Pros and Cons of Ankle Concealed Carry
Pros and Cons of Ankle Concealed Carry
Pros and Cons of Ankle Concealed Carry

Like many things involving guns, Hollywood has made carrying a gun on your ankle look “cool”, which is why I hear a lot of new shooters wanting to give this carry method a try. But the fact is, there’s a lot to know about carrying a gun on your ankle and I don’t recommend it for most people.

First, let me start with the ultra-simple. If you are a right-handed person, you wear the gun on the inside of your left ankle. This allows you to reach down with your right hand and easily draw the gun.

Second, when you are drawing the gun you need to bend slightly at the knees. With your support hand you need to pull up your pant leg so that your shooting hand can access the gun. This is obviously something you want to practice. If you decide that ankle carry is right for you, you would want to spend 10 minutes, 2-3 times a week practicing your ankle draw with a safe and empty weapon.

Third, ankle carry is never as comfortable as everyone says it is. It’s not horrible and you will quickly get used to it. But, if you’re the type of person that wants to carry a gun with as little discomfort as possible then you’ll probably want to go with pocket carry or outside the waistband carry.

Fourth, consider the calf-retention strap. The truth is, unless you want to wrap the holster so tightly around your ankle that you cut off the blood flow to your foot, you’ll likely want to get a calf-retention strap.

This is a strap that goes higher up on your leg and it keeps the ankle holster from sliding down your leg. (If you don’t use a retention strap, the holster will eventually slide down your ankle and run into your shoe. Trust me on this.)

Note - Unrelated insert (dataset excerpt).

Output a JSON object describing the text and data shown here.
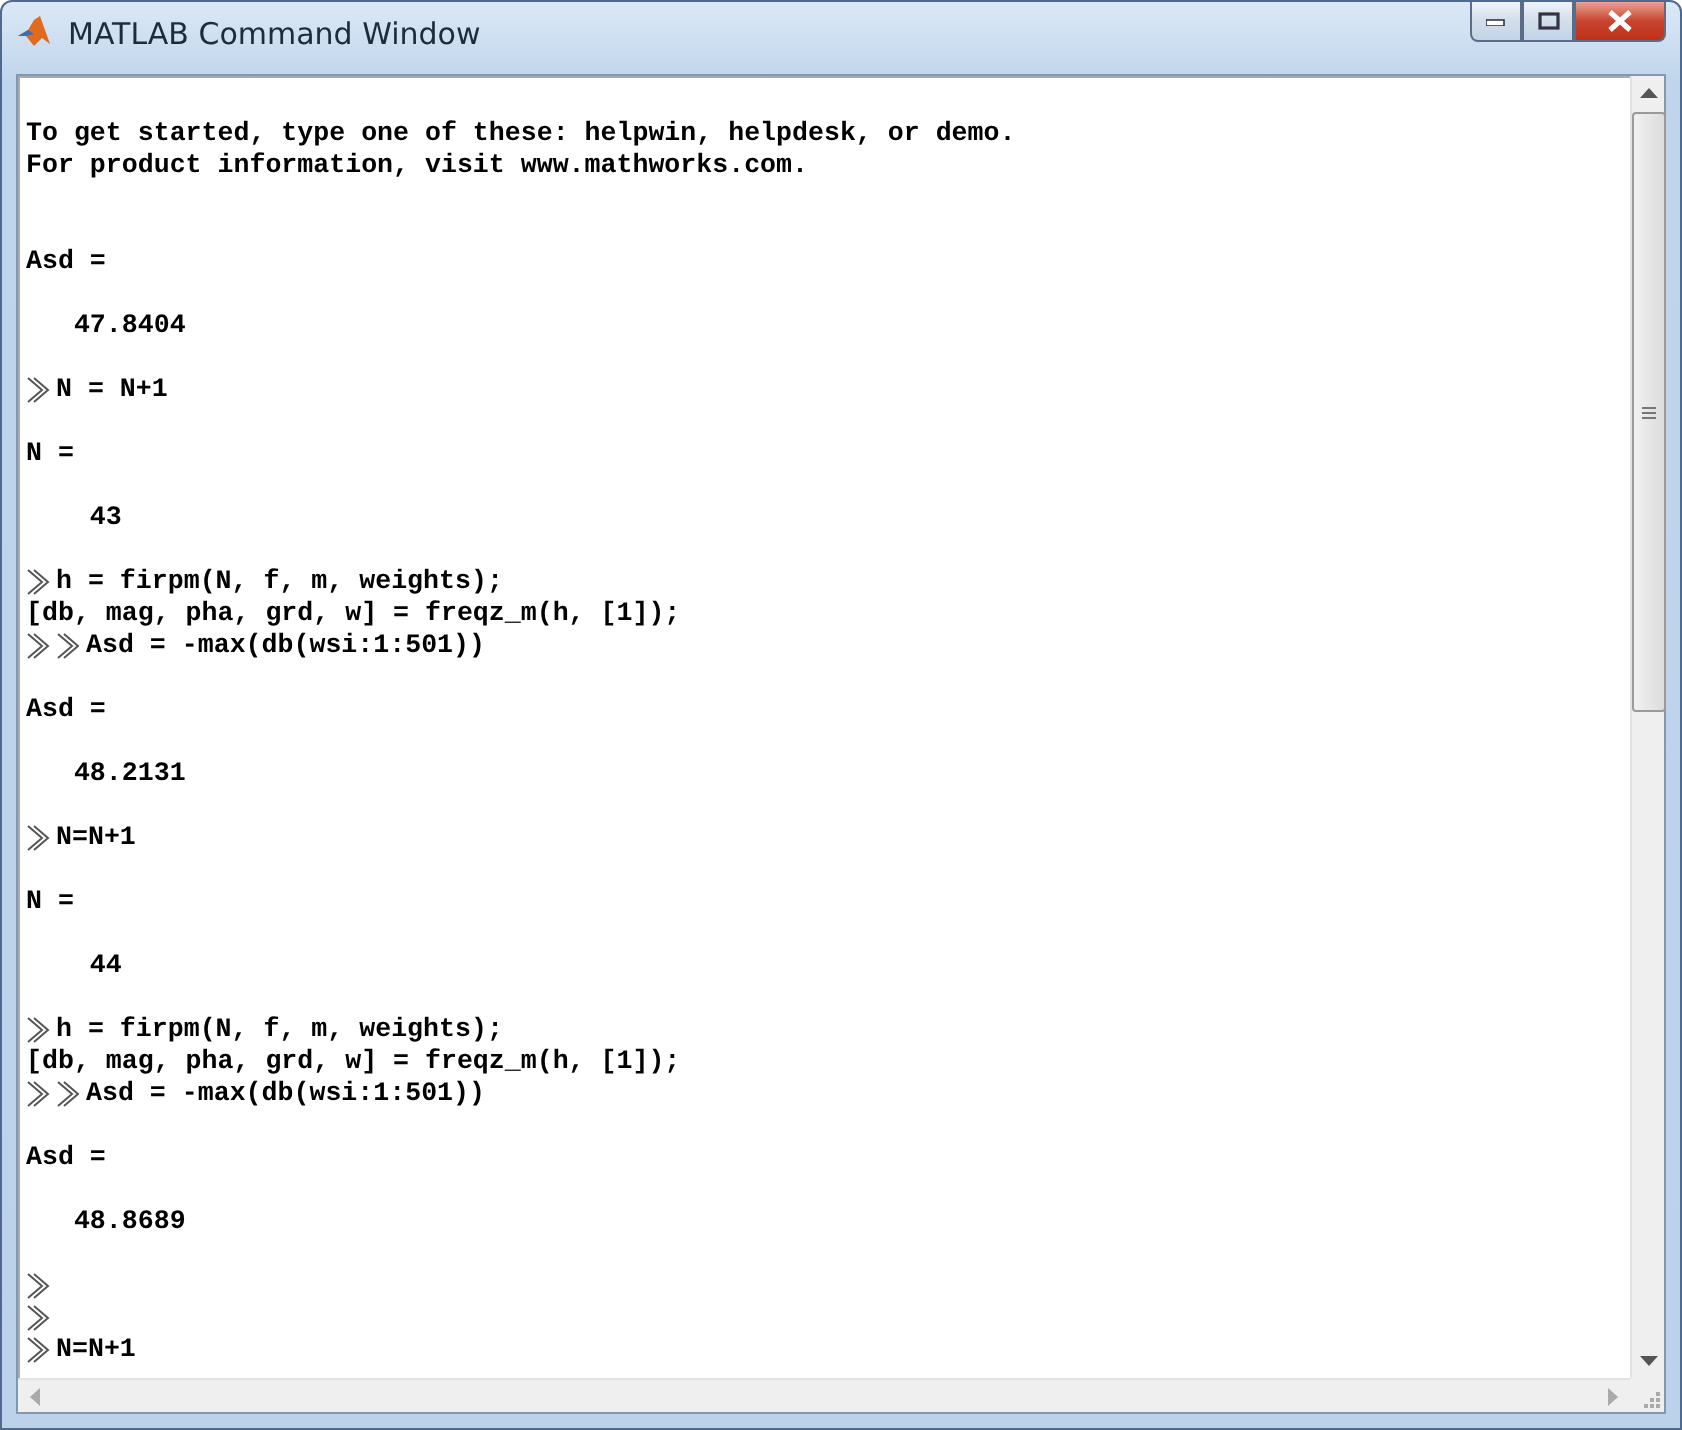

Fifth, the reason I don’t recommend ankle carry for most people is because it takes longer to draw the gun. Drawing from your pocket, or inside or outside the waistband is much quicker since you don’t have to bend over to access the gun.

I don’t have to tell you that in a life or death situation every second counts. In fact, the only situation that ankle carry is really worth it is when you’re driving. So, if you take a lot of long road trips this type of carry may be for you.

If you do decide to go with ankle carry remember that you want to carry a small and lightweight gun. If you try and carry a Glock 17 on your ankle then you’ll instantly hate it and think ankle carry is the worst thing ever.

The gun I use for ankle carry is a Ruger LCP and I use the Galco Ankle Lite holster. I’ve tried several other ankle holsters but this is the most comfortable one I’ve found. If you get this holster (or any other) just remember that at first it will be tight and you’ll have to shove the gun in it and leave it in there for a day or two to break it in.